**Task**
Find how many lines in this data contain the string "title". Respond with only that number.

++++ Available data ++++

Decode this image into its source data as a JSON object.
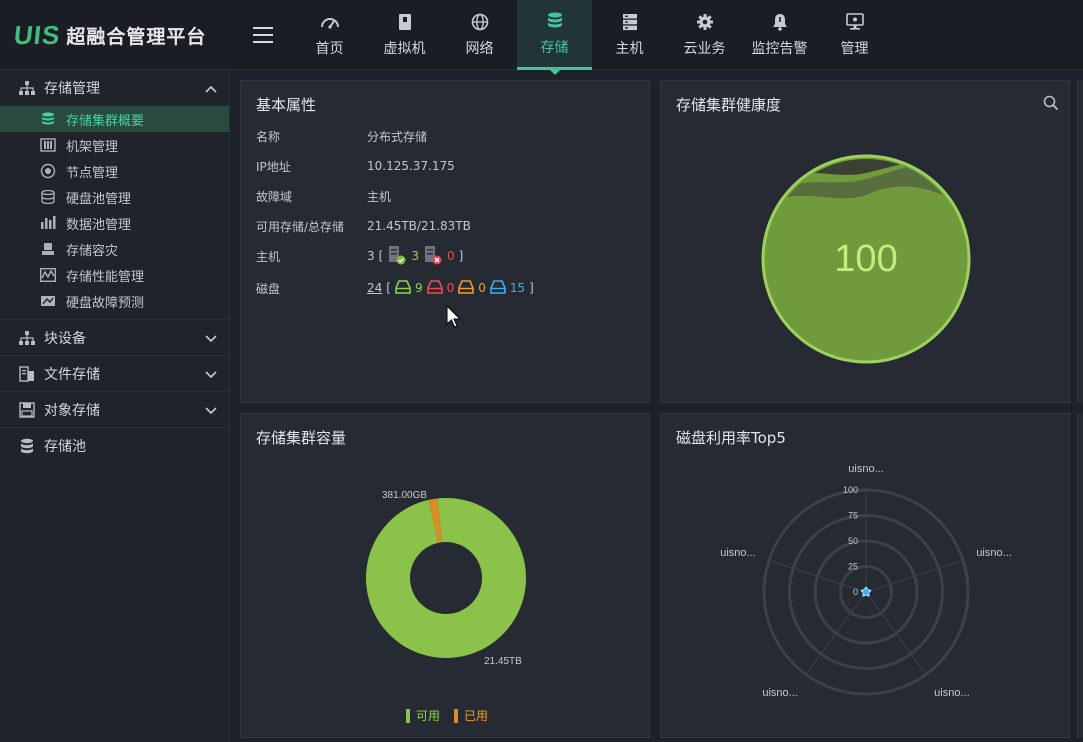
{
  "app": {
    "logo_mark": "UIS",
    "title": "超融合管理平台"
  },
  "nav": [
    {
      "label": "首页",
      "icon": "dashboard-icon"
    },
    {
      "label": "虚拟机",
      "icon": "vm-icon"
    },
    {
      "label": "网络",
      "icon": "globe-icon"
    },
    {
      "label": "存储",
      "icon": "database-icon",
      "active": true
    },
    {
      "label": "主机",
      "icon": "server-icon"
    },
    {
      "label": "云业务",
      "icon": "gear-icon"
    },
    {
      "label": "监控告警",
      "icon": "bell-icon"
    },
    {
      "label": "管理",
      "icon": "monitor-icon"
    }
  ],
  "sidebar": {
    "storage_mgmt": "存储管理",
    "items": [
      {
        "label": "存储集群概要",
        "icon": "cluster-icon",
        "active": true
      },
      {
        "label": "机架管理",
        "icon": "rack-icon"
      },
      {
        "label": "节点管理",
        "icon": "node-icon"
      },
      {
        "label": "硬盘池管理",
        "icon": "disk-pool-icon"
      },
      {
        "label": "数据池管理",
        "icon": "data-pool-icon"
      },
      {
        "label": "存储容灾",
        "icon": "disaster-recovery-icon"
      },
      {
        "label": "存储性能管理",
        "icon": "performance-icon"
      },
      {
        "label": "硬盘故障预测",
        "icon": "disk-prediction-icon"
      }
    ],
    "block_device": "块设备",
    "file_storage": "文件存储",
    "object_storage": "对象存储",
    "storage_pool": "存储池"
  },
  "basic": {
    "title": "基本属性",
    "name_k": "名称",
    "name_v": "分布式存储",
    "ip_k": "IP地址",
    "ip_v": "10.125.37.175",
    "fault_k": "故障域",
    "fault_v": "主机",
    "cap_k": "可用存储/总存储",
    "cap_v": "21.45TB/21.83TB",
    "host_k": "主机",
    "host_total": "3",
    "host_ok": "3",
    "host_err": "0",
    "disk_k": "磁盘",
    "disk_total": "24",
    "disk_ok": "9",
    "disk_red": "0",
    "disk_orange": "0",
    "disk_blue": "15",
    "bracket_open": "[",
    "bracket_close": "]"
  },
  "health": {
    "title": "存储集群健康度",
    "score": "100",
    "level": 1.0
  },
  "capacity": {
    "title": "存储集群容量",
    "legend_available": "可用",
    "legend_used": "已用",
    "colors": {
      "available": "#8bc34a",
      "used": "#e08a24"
    }
  },
  "top5": {
    "title": "磁盘利用率Top5"
  },
  "chart_data": [
    {
      "type": "pie",
      "title": "存储集群容量",
      "slices": [
        {
          "name": "可用",
          "value": 21.45,
          "unit": "TB",
          "label": "21.45TB"
        },
        {
          "name": "已用",
          "value": 0.381,
          "unit": "TB",
          "label": "381.00GB"
        }
      ],
      "donut": true
    },
    {
      "type": "radar",
      "title": "磁盘利用率Top5",
      "indicators": [
        "uisno...",
        "uisno...",
        "uisno...",
        "uisno...",
        "uisno..."
      ],
      "radial_ticks": [
        "100",
        "75",
        "50",
        "25",
        "0"
      ],
      "rlim": [
        0,
        100
      ],
      "values": [
        2,
        2,
        2,
        2,
        2
      ]
    }
  ]
}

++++

**Response area**
7